> **Your task**: Type out the records again, exactly as they are.

* * *

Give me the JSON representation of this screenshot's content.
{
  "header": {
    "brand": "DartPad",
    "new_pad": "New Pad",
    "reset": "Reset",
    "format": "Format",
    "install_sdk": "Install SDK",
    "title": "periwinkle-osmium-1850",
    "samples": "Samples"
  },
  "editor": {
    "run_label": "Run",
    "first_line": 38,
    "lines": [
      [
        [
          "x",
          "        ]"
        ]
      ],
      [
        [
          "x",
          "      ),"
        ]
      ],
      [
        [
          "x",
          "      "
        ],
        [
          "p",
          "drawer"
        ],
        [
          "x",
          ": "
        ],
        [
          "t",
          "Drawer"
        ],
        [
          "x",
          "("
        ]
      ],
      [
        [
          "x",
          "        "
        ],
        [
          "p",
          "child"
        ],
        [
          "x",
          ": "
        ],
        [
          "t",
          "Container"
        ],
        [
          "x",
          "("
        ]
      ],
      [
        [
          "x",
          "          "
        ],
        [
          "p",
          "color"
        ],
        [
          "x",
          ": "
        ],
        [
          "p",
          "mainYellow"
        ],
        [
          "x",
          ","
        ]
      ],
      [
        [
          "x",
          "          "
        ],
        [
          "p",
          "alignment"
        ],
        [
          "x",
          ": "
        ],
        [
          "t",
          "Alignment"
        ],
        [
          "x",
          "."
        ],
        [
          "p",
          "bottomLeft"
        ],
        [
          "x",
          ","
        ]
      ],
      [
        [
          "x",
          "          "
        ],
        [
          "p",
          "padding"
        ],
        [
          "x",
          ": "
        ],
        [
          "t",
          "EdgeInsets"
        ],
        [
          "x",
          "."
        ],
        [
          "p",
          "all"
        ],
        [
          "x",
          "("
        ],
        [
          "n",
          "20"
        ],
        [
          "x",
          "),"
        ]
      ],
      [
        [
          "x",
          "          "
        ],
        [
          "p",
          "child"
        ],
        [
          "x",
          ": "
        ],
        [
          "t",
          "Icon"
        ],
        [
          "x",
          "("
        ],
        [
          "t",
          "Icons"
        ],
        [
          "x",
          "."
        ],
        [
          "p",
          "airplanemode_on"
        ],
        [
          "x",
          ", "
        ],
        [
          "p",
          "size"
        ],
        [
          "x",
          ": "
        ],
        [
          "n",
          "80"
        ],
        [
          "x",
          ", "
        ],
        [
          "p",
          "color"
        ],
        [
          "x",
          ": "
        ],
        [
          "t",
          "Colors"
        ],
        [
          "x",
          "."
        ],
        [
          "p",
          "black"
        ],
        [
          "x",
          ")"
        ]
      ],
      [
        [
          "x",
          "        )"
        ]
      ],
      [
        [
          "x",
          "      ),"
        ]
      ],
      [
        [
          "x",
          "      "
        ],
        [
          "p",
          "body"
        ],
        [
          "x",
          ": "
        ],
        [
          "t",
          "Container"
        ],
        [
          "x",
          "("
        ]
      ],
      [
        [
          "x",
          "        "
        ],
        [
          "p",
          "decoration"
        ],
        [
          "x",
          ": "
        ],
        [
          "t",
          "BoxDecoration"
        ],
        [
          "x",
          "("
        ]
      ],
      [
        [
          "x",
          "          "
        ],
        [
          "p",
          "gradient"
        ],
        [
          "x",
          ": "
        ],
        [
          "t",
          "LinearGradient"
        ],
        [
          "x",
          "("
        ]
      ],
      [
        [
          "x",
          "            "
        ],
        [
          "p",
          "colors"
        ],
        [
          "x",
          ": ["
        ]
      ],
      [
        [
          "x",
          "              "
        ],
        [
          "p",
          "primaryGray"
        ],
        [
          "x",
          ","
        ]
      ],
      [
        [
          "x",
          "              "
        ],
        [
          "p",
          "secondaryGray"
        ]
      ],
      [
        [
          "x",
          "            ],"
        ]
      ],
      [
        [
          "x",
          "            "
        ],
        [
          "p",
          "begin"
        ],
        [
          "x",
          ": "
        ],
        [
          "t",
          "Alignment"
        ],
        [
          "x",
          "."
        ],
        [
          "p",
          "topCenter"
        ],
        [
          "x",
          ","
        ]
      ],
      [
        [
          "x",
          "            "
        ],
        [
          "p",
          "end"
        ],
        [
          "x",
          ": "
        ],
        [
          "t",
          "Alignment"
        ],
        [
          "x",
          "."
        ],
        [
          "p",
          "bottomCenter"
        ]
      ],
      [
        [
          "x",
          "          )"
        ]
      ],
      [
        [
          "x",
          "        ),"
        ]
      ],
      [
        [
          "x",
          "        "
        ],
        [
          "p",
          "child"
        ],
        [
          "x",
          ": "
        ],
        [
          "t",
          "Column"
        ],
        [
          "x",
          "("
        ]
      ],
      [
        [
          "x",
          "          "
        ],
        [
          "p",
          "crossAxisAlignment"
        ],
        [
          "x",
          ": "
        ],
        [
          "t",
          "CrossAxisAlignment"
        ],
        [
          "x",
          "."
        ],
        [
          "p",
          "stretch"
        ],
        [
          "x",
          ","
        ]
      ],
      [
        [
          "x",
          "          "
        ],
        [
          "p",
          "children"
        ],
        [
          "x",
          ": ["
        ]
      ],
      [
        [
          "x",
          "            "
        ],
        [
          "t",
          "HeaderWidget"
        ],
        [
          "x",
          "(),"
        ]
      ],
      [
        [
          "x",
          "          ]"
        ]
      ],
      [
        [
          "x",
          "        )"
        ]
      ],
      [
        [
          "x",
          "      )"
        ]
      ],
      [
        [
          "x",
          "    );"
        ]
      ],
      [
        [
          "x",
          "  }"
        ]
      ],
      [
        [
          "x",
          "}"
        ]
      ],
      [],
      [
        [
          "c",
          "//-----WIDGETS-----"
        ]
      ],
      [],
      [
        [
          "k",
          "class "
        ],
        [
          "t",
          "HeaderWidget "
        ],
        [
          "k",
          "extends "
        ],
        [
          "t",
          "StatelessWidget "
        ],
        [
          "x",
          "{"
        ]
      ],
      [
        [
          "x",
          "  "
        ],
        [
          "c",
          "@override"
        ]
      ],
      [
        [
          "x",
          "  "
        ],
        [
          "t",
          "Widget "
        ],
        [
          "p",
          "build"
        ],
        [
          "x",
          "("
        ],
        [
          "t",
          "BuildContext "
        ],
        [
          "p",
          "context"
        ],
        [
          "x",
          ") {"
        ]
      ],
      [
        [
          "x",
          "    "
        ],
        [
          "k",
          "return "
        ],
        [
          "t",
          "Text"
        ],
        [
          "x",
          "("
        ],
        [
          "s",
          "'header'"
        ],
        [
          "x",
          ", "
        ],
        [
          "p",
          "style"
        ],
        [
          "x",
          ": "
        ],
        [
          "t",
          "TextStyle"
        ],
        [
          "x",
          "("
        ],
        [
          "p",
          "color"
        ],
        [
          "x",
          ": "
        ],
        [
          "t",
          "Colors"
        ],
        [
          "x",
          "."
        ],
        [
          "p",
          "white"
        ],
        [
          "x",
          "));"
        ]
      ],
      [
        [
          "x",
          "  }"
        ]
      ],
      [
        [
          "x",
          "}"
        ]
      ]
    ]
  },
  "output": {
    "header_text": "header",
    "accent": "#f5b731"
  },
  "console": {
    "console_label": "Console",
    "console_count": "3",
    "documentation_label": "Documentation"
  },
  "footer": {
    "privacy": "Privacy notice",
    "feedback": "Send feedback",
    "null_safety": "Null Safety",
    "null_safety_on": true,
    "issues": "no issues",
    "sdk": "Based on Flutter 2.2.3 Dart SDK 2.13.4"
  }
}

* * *

> **Answer for the task**:
Give me the JSON representation of this screenshot's content.
{
  "header": {
    "brand": "DartPad",
    "new_pad": "New Pad",
    "reset": "Reset",
    "format": "Format",
    "install_sdk": "Install SDK",
    "title": "periwinkle-osmium-1850",
    "samples": "Samples"
  },
  "editor": {
    "run_label": "Run",
    "first_line": 38,
    "lines": [
      [
        [
          "x",
          "        ]"
        ]
      ],
      [
        [
          "x",
          "      ),"
        ]
      ],
      [
        [
          "x",
          "      "
        ],
        [
          "p",
          "drawer"
        ],
        [
          "x",
          ": "
        ],
        [
          "t",
          "Drawer"
        ],
        [
          "x",
          "("
        ]
      ],
      [
        [
          "x",
          "        "
        ],
        [
          "p",
          "child"
        ],
        [
          "x",
          ": "
        ],
        [
          "t",
          "Container"
        ],
        [
          "x",
          "("
        ]
      ],
      [
        [
          "x",
          "          "
        ],
        [
          "p",
          "color"
        ],
        [
          "x",
          ": "
        ],
        [
          "p",
          "mainYellow"
        ],
        [
          "x",
          ","
        ]
      ],
      [
        [
          "x",
          "          "
        ],
        [
          "p",
          "alignment"
        ],
        [
          "x",
          ": "
        ],
        [
          "t",
          "Alignment"
        ],
        [
          "x",
          "."
        ],
        [
          "p",
          "bottomLeft"
        ],
        [
          "x",
          ","
        ]
      ],
      [
        [
          "x",
          "          "
        ],
        [
          "p",
          "padding"
        ],
        [
          "x",
          ": "
        ],
        [
          "t",
          "EdgeInsets"
        ],
        [
          "x",
          "."
        ],
        [
          "p",
          "all"
        ],
        [
          "x",
          "("
        ],
        [
          "n",
          "20"
        ],
        [
          "x",
          "),"
        ]
      ],
      [
        [
          "x",
          "          "
        ],
        [
          "p",
          "child"
        ],
        [
          "x",
          ": "
        ],
        [
          "t",
          "Icon"
        ],
        [
          "x",
          "("
        ],
        [
          "t",
          "Icons"
        ],
        [
          "x",
          "."
        ],
        [
          "p",
          "airplanemode_on"
        ],
        [
          "x",
          ", "
        ],
        [
          "p",
          "size"
        ],
        [
          "x",
          ": "
        ],
        [
          "n",
          "80"
        ],
        [
          "x",
          ", "
        ],
        [
          "p",
          "color"
        ],
        [
          "x",
          ": "
        ],
        [
          "t",
          "Colors"
        ],
        [
          "x",
          "."
        ],
        [
          "p",
          "black"
        ],
        [
          "x",
          ")"
        ]
      ],
      [
        [
          "x",
          "        )"
        ]
      ],
      [
        [
          "x",
          "      ),"
        ]
      ],
      [
        [
          "x",
          "      "
        ],
        [
          "p",
          "body"
        ],
        [
          "x",
          ": "
        ],
        [
          "t",
          "Container"
        ],
        [
          "x",
          "("
        ]
      ],
      [
        [
          "x",
          "        "
        ],
        [
          "p",
          "decoration"
        ],
        [
          "x",
          ": "
        ],
        [
          "t",
          "BoxDecoration"
        ],
        [
          "x",
          "("
        ]
      ],
      [
        [
          "x",
          "          "
        ],
        [
          "p",
          "gradient"
        ],
        [
          "x",
          ": "
        ],
        [
          "t",
          "LinearGradient"
        ],
        [
          "x",
          "("
        ]
      ],
      [
        [
          "x",
          "            "
        ],
        [
          "p",
          "colors"
        ],
        [
          "x",
          ": ["
        ]
      ],
      [
        [
          "x",
          "              "
        ],
        [
          "p",
          "primaryGray"
        ],
        [
          "x",
          ","
        ]
      ],
      [
        [
          "x",
          "              "
        ],
        [
          "p",
          "secondaryGray"
        ]
      ],
      [
        [
          "x",
          "            ],"
        ]
      ],
      [
        [
          "x",
          "            "
        ],
        [
          "p",
          "begin"
        ],
        [
          "x",
          ": "
        ],
        [
          "t",
          "Alignment"
        ],
        [
          "x",
          "."
        ],
        [
          "p",
          "topCenter"
        ],
        [
          "x",
          ","
        ]
      ],
      [
        [
          "x",
          "            "
        ],
        [
          "p",
          "end"
        ],
        [
          "x",
          ": "
        ],
        [
          "t",
          "Alignment"
        ],
        [
          "x",
          "."
        ],
        [
          "p",
          "bottomCenter"
        ]
      ],
      [
        [
          "x",
          "          )"
        ]
      ],
      [
        [
          "x",
          "        ),"
        ]
      ],
      [
        [
          "x",
          "        "
        ],
        [
          "p",
          "child"
        ],
        [
          "x",
          ": "
        ],
        [
          "t",
          "Column"
        ],
        [
          "x",
          "("
        ]
      ],
      [
        [
          "x",
          "          "
        ],
        [
          "p",
          "crossAxisAlignment"
        ],
        [
          "x",
          ": "
        ],
        [
          "t",
          "CrossAxisAlignment"
        ],
        [
          "x",
          "."
        ],
        [
          "p",
          "stretch"
        ],
        [
          "x",
          ","
        ]
      ],
      [
        [
          "x",
          "          "
        ],
        [
          "p",
          "children"
        ],
        [
          "x",
          ": ["
        ]
      ],
      [
        [
          "x",
          "            "
        ],
        [
          "t",
          "HeaderWidget"
        ],
        [
          "x",
          "(),"
        ]
      ],
      [
        [
          "x",
          "          ]"
        ]
      ],
      [
        [
          "x",
          "        )"
        ]
      ],
      [
        [
          "x",
          "      )"
        ]
      ],
      [
        [
          "x",
          "    );"
        ]
      ],
      [
        [
          "x",
          "  }"
        ]
      ],
      [
        [
          "x",
          "}"
        ]
      ],
      [],
      [
        [
          "c",
          "//-----WIDGETS-----"
        ]
      ],
      [],
      [
        [
          "k",
          "class "
        ],
        [
          "t",
          "HeaderWidget "
        ],
        [
          "k",
          "extends "
        ],
        [
          "t",
          "StatelessWidget "
        ],
        [
          "x",
          "{"
        ]
      ],
      [
        [
          "x",
          "  "
        ],
        [
          "c",
          "@override"
        ]
      ],
      [
        [
          "x",
          "  "
        ],
        [
          "t",
          "Widget "
        ],
        [
          "p",
          "build"
        ],
        [
          "x",
          "("
        ],
        [
          "t",
          "BuildContext "
        ],
        [
          "p",
          "context"
        ],
        [
          "x",
          ") {"
        ]
      ],
      [
        [
          "x",
          "    "
        ],
        [
          "k",
          "return "
        ],
        [
          "t",
          "Text"
        ],
        [
          "x",
          "("
        ],
        [
          "s",
          "'header'"
        ],
        [
          "x",
          ", "
        ],
        [
          "p",
          "style"
        ],
        [
          "x",
          ": "
        ],
        [
          "t",
          "TextStyle"
        ],
        [
          "x",
          "("
        ],
        [
          "p",
          "color"
        ],
        [
          "x",
          ": "
        ],
        [
          "t",
          "Colors"
        ],
        [
          "x",
          "."
        ],
        [
          "p",
          "white"
        ],
        [
          "x",
          "));"
        ]
      ],
      [
        [
          "x",
          "  }"
        ]
      ],
      [
        [
          "x",
          "}"
        ]
      ]
    ]
  },
  "output": {
    "header_text": "header",
    "accent": "#f5b731"
  },
  "console": {
    "console_label": "Console",
    "console_count": "3",
    "documentation_label": "Documentation"
  },
  "footer": {
    "privacy": "Privacy notice",
    "feedback": "Send feedback",
    "null_safety": "Null Safety",
    "null_safety_on": true,
    "issues": "no issues",
    "sdk": "Based on Flutter 2.2.3 Dart SDK 2.13.4"
  }
}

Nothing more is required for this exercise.